- Golden Corral coming to Cape; may hire 100 workers (7/21/16)10
- Area groups working together to reintroduce elk in Missouri (7/18/16)1
- Woman sleeping in car accused of attacking Cape officer (7/26/16)13
- Prosecutor says shooting by state trooper was justified (7/24/16)15
- Former Scott City mayor refutes claims made about loss of curbside recycling pickup (7/26/16)
- Hastings in Cape closing (7/22/16)5
- Governor signs Rep. Swan bill that equalizes child-custody criteria (7/6/16)5
- Suspect in downtown Cape shooting ID'd in court (7/20/16)2
- City may spend extra park tax money on Cape Splash, skate park, other projects (7/25/16)10
- Jackson's former police dog euthanized Monday (7/21/16)2
The pervasive violence these days, particularly in popular TV shows, movies and video games, may or may not be to blame for deadly invasions of schools. We'll leave it to the experts to make that call. But what any parent of a school-age child senses is an ever-present awareness that random acts of mayhem are much more likely nowadays.
Because of high-profile incidents like the one at Columbine High School in Colorado a few years ago, educators, parents and students have been made keenly aware of the need to take safety precautions.
One way schools have addressed the escalating threat of violence is to drum it into students that any potentially dangerous statement, scribbled note, e-mail or telephone conversation, no matter how trivial or lighthearted, needs to be reported immediately to someone in authority. That could be a teacher, counselor, resource officer or principal.
Incidents in just the past few days at local schools demonstrate that this message is getting through to students. Actions that might have been tossed off just a few years ago as harmless pranks or jests are being handed over to school officials to handle.
Good.

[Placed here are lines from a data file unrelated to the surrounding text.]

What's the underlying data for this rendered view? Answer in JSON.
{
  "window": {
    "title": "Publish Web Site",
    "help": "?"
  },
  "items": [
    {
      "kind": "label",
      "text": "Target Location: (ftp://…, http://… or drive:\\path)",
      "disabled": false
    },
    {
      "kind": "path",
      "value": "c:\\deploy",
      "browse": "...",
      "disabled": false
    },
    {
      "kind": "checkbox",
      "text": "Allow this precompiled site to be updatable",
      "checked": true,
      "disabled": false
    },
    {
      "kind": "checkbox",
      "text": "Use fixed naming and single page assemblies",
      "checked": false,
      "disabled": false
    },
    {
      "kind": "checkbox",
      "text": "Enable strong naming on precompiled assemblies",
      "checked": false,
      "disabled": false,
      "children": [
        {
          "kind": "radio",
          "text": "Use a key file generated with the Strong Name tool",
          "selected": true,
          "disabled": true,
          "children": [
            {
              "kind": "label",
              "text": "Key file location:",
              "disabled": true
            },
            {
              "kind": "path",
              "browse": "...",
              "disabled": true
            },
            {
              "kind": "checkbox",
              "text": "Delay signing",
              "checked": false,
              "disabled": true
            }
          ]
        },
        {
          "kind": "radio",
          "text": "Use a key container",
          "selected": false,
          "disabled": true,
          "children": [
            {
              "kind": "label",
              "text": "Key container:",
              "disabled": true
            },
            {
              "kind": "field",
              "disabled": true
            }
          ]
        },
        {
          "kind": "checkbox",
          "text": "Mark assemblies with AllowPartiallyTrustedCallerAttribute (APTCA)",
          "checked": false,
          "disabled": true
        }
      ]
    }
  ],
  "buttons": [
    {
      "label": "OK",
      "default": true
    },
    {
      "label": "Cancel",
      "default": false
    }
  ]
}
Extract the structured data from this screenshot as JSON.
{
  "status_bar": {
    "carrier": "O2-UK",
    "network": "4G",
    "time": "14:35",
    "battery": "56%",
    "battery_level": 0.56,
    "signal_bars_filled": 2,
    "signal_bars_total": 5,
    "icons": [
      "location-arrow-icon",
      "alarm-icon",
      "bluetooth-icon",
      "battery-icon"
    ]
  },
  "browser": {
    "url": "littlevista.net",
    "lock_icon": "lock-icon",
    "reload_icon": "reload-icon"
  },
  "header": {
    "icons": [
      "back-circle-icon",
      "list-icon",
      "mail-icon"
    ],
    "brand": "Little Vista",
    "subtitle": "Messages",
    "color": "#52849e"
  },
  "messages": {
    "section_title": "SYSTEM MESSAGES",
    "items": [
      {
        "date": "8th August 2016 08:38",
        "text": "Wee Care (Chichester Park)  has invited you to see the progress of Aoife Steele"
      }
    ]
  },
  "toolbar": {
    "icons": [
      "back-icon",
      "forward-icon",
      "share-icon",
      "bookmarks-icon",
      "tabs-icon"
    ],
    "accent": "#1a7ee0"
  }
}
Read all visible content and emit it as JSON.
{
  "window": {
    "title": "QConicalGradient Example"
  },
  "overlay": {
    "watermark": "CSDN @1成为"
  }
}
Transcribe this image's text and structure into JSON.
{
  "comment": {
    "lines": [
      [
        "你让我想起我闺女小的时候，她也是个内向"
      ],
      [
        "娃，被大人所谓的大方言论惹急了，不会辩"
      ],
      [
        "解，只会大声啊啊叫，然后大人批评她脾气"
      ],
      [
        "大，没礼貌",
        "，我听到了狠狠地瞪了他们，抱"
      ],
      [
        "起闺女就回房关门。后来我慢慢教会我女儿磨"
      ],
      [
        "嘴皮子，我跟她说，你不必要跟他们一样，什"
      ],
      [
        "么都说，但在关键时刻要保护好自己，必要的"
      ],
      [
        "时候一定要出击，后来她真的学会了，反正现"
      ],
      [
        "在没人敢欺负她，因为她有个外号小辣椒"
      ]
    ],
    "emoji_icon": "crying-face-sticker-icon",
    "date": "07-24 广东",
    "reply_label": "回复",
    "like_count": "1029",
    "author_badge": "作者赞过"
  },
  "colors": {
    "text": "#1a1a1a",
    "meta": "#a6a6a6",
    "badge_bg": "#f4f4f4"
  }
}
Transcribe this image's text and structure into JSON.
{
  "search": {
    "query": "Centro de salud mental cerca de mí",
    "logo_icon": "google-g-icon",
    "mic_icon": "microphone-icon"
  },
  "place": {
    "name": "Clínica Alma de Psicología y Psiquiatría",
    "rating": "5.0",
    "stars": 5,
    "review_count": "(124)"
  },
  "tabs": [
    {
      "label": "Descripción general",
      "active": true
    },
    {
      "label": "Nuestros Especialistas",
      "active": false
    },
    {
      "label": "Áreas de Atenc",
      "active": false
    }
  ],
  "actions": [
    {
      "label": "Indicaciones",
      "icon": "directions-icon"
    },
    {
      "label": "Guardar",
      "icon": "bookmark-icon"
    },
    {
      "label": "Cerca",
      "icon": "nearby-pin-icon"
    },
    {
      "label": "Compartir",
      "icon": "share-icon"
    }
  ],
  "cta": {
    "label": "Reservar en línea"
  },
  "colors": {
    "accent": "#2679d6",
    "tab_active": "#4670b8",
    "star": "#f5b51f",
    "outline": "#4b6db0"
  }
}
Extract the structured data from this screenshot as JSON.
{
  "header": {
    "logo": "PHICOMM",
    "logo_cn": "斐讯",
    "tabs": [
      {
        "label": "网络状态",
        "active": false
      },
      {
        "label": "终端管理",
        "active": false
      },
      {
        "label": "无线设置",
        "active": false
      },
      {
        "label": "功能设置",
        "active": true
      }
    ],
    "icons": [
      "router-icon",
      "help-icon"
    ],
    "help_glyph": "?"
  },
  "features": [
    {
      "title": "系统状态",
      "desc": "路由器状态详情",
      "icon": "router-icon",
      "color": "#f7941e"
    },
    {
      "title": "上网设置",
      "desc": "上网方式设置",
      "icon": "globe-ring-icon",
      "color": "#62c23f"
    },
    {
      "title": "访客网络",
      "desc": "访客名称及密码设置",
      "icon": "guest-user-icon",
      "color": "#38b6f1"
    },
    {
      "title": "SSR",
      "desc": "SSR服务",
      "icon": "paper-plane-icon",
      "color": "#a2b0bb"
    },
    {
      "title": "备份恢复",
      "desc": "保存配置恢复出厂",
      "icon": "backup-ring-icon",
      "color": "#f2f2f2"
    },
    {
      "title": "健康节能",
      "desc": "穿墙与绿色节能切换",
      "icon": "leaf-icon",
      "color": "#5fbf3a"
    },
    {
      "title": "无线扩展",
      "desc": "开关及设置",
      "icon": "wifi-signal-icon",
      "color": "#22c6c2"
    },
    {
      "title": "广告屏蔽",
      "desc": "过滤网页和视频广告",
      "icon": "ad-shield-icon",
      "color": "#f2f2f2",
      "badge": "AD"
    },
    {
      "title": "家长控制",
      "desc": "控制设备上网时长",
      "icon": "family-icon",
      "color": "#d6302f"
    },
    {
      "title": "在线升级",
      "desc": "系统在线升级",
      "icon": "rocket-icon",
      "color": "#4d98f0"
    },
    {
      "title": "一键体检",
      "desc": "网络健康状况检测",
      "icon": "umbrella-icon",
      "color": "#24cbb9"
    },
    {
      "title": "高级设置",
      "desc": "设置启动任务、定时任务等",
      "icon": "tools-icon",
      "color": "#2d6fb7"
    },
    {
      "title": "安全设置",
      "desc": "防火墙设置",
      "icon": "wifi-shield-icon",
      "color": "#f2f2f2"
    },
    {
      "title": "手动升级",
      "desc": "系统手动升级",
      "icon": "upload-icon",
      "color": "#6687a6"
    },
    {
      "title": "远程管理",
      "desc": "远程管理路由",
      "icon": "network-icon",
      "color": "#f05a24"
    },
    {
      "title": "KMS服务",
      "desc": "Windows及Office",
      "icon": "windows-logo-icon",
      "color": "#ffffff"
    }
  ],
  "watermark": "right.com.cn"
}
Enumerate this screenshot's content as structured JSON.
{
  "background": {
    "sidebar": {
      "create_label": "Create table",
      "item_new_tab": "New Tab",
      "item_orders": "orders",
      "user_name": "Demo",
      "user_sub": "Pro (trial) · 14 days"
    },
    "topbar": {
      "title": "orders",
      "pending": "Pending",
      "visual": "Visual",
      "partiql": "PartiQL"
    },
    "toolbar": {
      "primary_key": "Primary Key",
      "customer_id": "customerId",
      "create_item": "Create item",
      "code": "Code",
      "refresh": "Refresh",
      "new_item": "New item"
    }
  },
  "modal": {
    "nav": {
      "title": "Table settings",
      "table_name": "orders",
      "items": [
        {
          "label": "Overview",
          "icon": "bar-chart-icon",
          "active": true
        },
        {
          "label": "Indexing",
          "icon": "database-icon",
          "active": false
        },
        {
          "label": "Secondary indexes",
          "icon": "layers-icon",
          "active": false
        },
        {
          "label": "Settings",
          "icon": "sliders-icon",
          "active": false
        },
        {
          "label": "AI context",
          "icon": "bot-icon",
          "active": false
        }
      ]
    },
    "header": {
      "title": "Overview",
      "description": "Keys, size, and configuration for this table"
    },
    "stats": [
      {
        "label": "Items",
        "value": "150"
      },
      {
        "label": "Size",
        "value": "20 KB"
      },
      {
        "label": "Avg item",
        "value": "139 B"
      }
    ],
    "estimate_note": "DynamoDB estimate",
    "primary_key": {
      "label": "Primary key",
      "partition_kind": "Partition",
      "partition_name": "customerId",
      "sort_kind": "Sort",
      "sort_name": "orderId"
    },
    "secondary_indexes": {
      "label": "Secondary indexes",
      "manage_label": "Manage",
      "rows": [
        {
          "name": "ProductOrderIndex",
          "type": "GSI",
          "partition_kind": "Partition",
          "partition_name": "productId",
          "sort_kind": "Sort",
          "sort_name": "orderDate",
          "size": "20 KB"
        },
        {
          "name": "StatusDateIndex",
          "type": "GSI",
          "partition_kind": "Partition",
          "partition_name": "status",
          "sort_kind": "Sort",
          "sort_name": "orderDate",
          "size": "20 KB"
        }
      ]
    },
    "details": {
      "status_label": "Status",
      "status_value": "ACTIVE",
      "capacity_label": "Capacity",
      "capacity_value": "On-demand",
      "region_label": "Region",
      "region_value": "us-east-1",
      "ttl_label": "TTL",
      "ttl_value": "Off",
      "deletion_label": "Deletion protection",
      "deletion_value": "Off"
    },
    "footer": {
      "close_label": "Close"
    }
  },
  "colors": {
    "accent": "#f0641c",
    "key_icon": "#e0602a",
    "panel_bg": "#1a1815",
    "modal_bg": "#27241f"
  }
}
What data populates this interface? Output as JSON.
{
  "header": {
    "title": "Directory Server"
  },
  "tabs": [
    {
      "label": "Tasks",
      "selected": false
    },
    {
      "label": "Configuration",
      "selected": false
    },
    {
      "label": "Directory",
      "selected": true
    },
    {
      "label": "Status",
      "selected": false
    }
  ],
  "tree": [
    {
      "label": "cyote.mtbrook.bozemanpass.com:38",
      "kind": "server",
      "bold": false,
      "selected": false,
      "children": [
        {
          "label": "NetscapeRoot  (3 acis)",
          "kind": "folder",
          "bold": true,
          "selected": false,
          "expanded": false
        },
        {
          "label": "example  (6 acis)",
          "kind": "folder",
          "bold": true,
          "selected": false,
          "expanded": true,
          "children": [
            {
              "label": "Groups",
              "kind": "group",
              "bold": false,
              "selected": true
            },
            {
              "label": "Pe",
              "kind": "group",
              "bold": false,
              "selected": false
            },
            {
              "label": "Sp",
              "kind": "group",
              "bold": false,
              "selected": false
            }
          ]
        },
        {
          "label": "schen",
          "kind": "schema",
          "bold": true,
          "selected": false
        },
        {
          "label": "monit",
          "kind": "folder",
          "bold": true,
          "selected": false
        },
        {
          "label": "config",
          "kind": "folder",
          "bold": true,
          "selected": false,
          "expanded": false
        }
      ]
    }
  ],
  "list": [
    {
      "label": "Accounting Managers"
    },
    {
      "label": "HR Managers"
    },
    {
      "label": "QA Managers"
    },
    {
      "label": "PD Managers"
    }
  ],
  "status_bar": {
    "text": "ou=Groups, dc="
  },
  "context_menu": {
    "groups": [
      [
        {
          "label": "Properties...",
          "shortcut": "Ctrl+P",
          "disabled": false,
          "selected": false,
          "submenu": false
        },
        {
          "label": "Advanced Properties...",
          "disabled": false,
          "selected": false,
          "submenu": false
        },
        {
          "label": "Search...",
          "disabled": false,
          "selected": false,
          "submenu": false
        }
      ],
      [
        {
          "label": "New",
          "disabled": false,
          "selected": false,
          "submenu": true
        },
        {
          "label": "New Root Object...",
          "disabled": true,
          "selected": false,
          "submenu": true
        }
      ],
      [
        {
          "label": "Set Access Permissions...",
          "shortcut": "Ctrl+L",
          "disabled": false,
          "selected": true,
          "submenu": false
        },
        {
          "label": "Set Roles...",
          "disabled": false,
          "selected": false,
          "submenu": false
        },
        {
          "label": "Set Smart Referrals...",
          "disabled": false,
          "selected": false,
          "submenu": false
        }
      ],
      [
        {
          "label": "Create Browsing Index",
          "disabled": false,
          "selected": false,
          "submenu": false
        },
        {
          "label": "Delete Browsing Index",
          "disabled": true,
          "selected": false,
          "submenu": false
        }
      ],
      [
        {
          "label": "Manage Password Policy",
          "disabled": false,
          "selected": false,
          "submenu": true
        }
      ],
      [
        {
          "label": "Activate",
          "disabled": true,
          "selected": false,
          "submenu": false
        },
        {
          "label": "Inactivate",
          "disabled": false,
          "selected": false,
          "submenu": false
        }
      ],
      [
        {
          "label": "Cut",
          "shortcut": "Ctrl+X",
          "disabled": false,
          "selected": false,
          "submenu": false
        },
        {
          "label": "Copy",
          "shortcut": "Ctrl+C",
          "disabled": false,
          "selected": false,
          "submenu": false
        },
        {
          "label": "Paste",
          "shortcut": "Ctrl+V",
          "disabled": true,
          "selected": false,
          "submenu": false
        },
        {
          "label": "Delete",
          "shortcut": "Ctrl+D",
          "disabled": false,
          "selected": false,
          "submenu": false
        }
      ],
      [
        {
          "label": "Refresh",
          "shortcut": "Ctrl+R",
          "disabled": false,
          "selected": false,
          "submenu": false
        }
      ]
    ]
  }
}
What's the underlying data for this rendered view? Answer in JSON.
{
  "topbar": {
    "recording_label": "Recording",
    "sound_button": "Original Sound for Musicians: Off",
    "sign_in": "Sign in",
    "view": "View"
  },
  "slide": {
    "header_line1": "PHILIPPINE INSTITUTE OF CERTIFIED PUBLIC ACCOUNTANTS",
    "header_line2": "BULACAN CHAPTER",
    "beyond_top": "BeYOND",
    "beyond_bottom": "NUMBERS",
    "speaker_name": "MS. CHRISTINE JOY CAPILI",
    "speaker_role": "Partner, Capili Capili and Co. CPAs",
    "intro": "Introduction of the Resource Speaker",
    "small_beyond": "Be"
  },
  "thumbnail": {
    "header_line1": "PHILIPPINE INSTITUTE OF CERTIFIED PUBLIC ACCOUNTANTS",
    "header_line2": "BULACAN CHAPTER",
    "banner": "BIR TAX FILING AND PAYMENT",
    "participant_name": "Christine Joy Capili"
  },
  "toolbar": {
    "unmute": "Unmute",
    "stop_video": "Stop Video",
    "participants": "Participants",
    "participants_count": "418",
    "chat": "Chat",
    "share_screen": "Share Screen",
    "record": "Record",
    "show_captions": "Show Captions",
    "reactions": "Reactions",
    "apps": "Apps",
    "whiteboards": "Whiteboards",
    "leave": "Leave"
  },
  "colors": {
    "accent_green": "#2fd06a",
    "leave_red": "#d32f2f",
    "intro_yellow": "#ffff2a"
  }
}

The result is swift intervention, the kind that keeps small things from becoming big disasters.
School officials are looking for all the assistance they can muster in creating a safe environment for students. With vigilant students, supportive parents and cautious educators, the worst injury parents should have to fear while their sons and daughters are at school is a bruised arm from dodgeball.